Fanconi Anemia

From Conservapedia

Jump to: navigation, search

Fanconi anemia (fan-KO-nee uh-NEE-me-uh), or FA, is a rare, inherited blood disorder that leads to bone marrow failure. FA causes your bone marrow to stop making enough new blood cells for your body to work normally. FA also can cause your bone marrow to make many abnormal blood cells. This can lead to serious health problems such as cancer.

FA is a blood disorder, but it also can affect many of your body's organs, tissues, and systems. Children who inherit FA are at higher risk of being born with birth defects. People with FA are at higher risk for some cancers and other serious health problems.

FA is different from Fanconi syndrome. Fanconi syndrome affects a person's kidneys. It's a rare and serious condition found mostly in children. Children with Fanconi syndrome pass high amounts of key nutrients and chemicals through their urine, which leads to serious health and developmental problems. Bone Marrow and Your Blood

Bone marrow is the spongy red tissue inside the large bones of your body. Healthy bone marrow makes three types of blood cells:

  • Red blood cells (also called RBCs), which carry oxygen to all parts of your body. They also remove carbon dioxide (a waste product) from your body's cells and carry it to the lungs to be exhaled.
  • White blood cells (also called WBCs), which help your body fight infections.
  • Platelets, which help your blood clot.

Blood cells live for a limited time. Then, they are replaced with new blood cells from your bone marrow. If your bone marrow can't make enough new blood cells to replace the ones that die, you can suffer from serious health problems. Fanconi Anemia and Your Body

FA is one of many different types of anemia. The term “anemia” is used to describe conditions in which the number of red blood cells in a person's blood is lower than normal.

FA is a type of aplastic anemia. In aplastic anemia, the bone marrow slows down or stops making all three types of blood cells. Low levels of the three blood cell types can harm many of the body's organs, tissues, and systems.

With too few red blood cells, your body's tissues won't receive enough oxygen to work well.

With too few white blood cells, your body may have problems fighting infections. This can make you sick more often and make infections worse.

With too few platelets, you may suffer from excessive bleeding. Outlook

If you or your child has FA, you face a greater risk than other people for some cancers. About 10 percent of people with FA develop leukemia, a type of blood cancer.

People with FA who survive to be adults are much more likely than others to develop cancerous solid tumors. The risk for solid tumors increases with age in those who have FA. These tumors can develop in your mouth, tongue, throat, or esophagus (the tube leading from your mouth to your stomach). Women who have FA are at much greater risk than women who don't have the disease for developing tumors in the reproductive organs.

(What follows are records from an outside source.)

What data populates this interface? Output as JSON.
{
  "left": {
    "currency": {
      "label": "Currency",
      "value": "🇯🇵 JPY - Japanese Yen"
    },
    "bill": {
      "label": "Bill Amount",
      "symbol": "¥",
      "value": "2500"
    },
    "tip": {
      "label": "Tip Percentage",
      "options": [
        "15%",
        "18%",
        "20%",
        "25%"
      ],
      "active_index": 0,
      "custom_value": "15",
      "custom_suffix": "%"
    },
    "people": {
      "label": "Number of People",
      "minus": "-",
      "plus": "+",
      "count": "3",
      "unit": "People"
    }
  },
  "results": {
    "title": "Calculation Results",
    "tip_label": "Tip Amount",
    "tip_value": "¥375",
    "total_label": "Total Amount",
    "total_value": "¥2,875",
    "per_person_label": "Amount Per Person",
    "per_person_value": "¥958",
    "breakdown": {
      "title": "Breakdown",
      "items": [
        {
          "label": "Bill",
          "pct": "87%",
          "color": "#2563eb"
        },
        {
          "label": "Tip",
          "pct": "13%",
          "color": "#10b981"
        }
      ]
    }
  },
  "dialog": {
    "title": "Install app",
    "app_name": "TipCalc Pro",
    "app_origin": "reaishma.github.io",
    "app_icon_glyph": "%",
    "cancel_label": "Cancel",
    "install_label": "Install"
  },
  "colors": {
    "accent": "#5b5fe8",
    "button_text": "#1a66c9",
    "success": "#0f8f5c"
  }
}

FA is an unpredictable disease. The average life span for people who have FA is between 20 and 30 years. The most common causes of death related to FA are bone marrow failure, leukemia, and solid tumors.

New medical advances have improved the chances of surviving FA. Bone marrow transplant is the major advance in treatment. However, even with a bone marrow transplant, the risk for some cancers is greater in people who have FA.

Sources

Personal tools